RECORDS
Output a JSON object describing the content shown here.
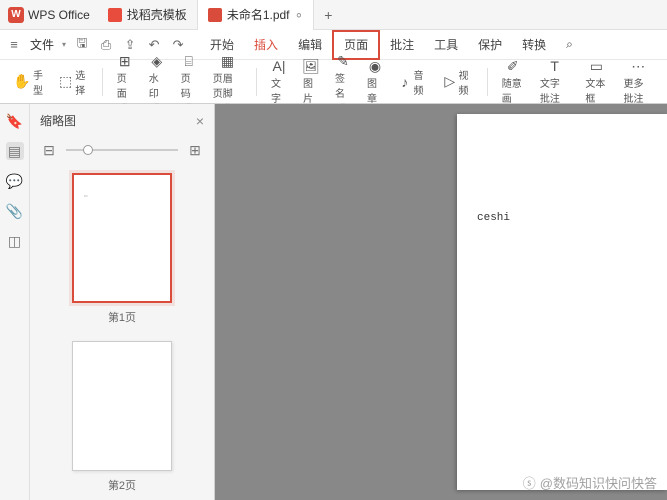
{
  "app": {
    "name": "WPS Office"
  },
  "tabs": [
    {
      "label": "找稻壳模板"
    },
    {
      "label": "未命名1.pdf"
    }
  ],
  "file_menu": "文件",
  "menu_tabs": {
    "start": "开始",
    "insert": "插入",
    "edit": "编辑",
    "page": "页面",
    "annotate": "批注",
    "tool": "工具",
    "protect": "保护",
    "convert": "转换"
  },
  "toolbar": {
    "hand": "手型",
    "select": "选择",
    "pagebg": "页面",
    "watermark": "水印",
    "pagenum": "页码",
    "bgcolor": "页眉页脚",
    "text": "文字",
    "image": "图片",
    "sign": "签名",
    "stamp": "图章",
    "audio": "音频",
    "video": "视频",
    "doodle": "随意画",
    "textanno": "文字批注",
    "textbox": "文本框",
    "moreanno": "更多批注"
  },
  "thumbs": {
    "title": "缩略图",
    "page1": "第1页",
    "page2": "第2页"
  },
  "page_content": "ceshi",
  "watermark_text": "@数码知识快问快答"
}
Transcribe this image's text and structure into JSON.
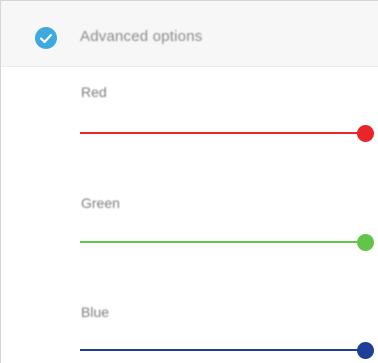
{
  "advanced": {
    "label": "Advanced options",
    "checked": true,
    "check_icon": "check-circle-icon",
    "check_color": "#3ea9df"
  },
  "sliders": [
    {
      "label": "Red",
      "value": 1.0,
      "color": "#e8262a"
    },
    {
      "label": "Green",
      "value": 1.0,
      "color": "#62c449"
    },
    {
      "label": "Blue",
      "value": 1.0,
      "color": "#1d3f95"
    }
  ]
}
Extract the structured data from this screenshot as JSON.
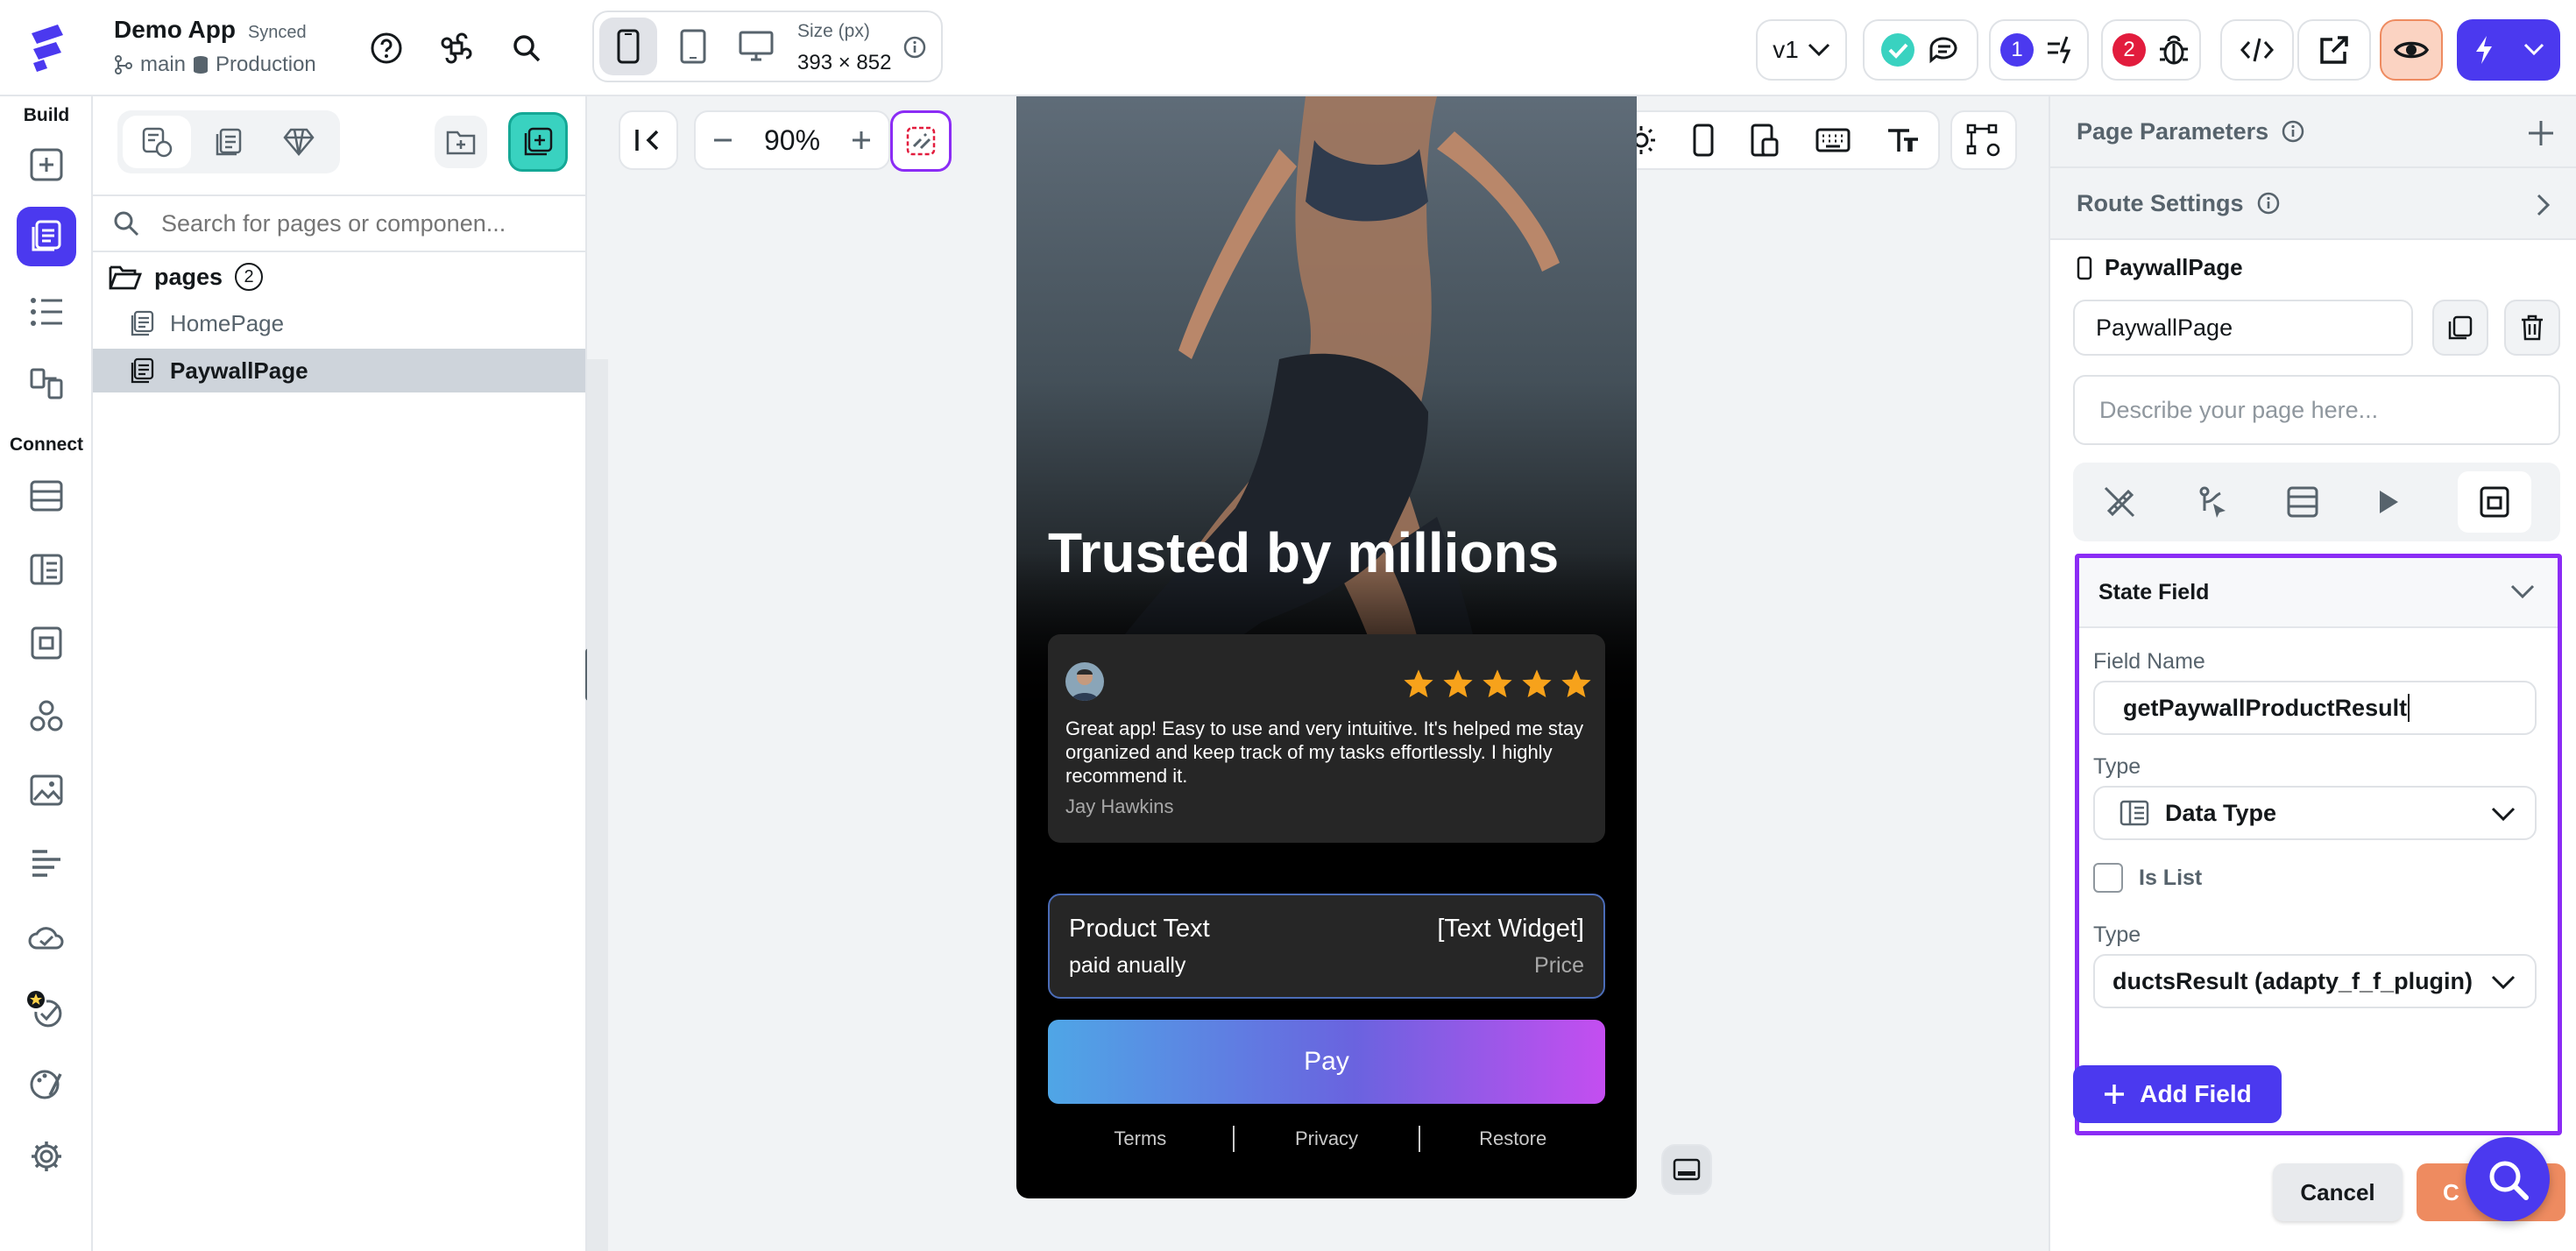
{
  "app": {
    "name": "Demo App",
    "sync_status": "Synced",
    "branch": "main",
    "environment": "Production"
  },
  "device": {
    "size_label": "Size (px)",
    "size_value": "393 × 852"
  },
  "toolbar": {
    "version": "v1",
    "notifications_count": "1",
    "bugs_count": "2"
  },
  "rail": {
    "build_label": "Build",
    "connect_label": "Connect"
  },
  "pages_panel": {
    "search_placeholder": "Search for pages or componen...",
    "folder_label": "pages",
    "folder_count": "2",
    "items": [
      "HomePage",
      "PaywallPage"
    ]
  },
  "canvas": {
    "zoom": "90%"
  },
  "phone": {
    "headline": "Trusted by millions",
    "review_text": "Great app! Easy to use and very intuitive. It's helped me stay organized and keep track of my tasks effortlessly.  I highly recommend it.",
    "reviewer": "Jay Hawkins",
    "rating": 5,
    "product_title": "Product Text",
    "product_subtitle": "paid anually",
    "product_widget": "[Text Widget]",
    "product_price": "Price",
    "pay_label": "Pay",
    "footer_links": [
      "Terms",
      "Privacy",
      "Restore"
    ]
  },
  "props": {
    "page_parameters": "Page Parameters",
    "route_settings": "Route Settings",
    "page_name_heading": "PaywallPage",
    "page_name_value": "PaywallPage",
    "description_placeholder": "Describe your page here...",
    "state_field_title": "State Field",
    "field_name_label": "Field Name",
    "field_name_value": "getPaywallProductResult",
    "type_label": "Type",
    "type_value": "Data Type",
    "is_list_label": "Is List",
    "type2_label": "Type",
    "type2_value": "ductsResult (adapty_f_f_plugin)",
    "add_field_label": "Add Field",
    "cancel_label": "Cancel",
    "confirm_label": "C"
  },
  "colors": {
    "accent": "#4b39ef",
    "accent_light": "#e8e6ff",
    "teal": "#39d2c0",
    "orange": "#ee8b60",
    "highlight": "#8b2cf5",
    "pay_gradient_start": "#4fa6e6",
    "pay_gradient_end": "#c44ef0"
  }
}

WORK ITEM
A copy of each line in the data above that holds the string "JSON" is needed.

SOLUTION FOR THIS PROBLEM
Output a JSON object describing the content shown here.
Transcribe this image's text and structure into JSON.
Extract the structured data from this screenshot as JSON.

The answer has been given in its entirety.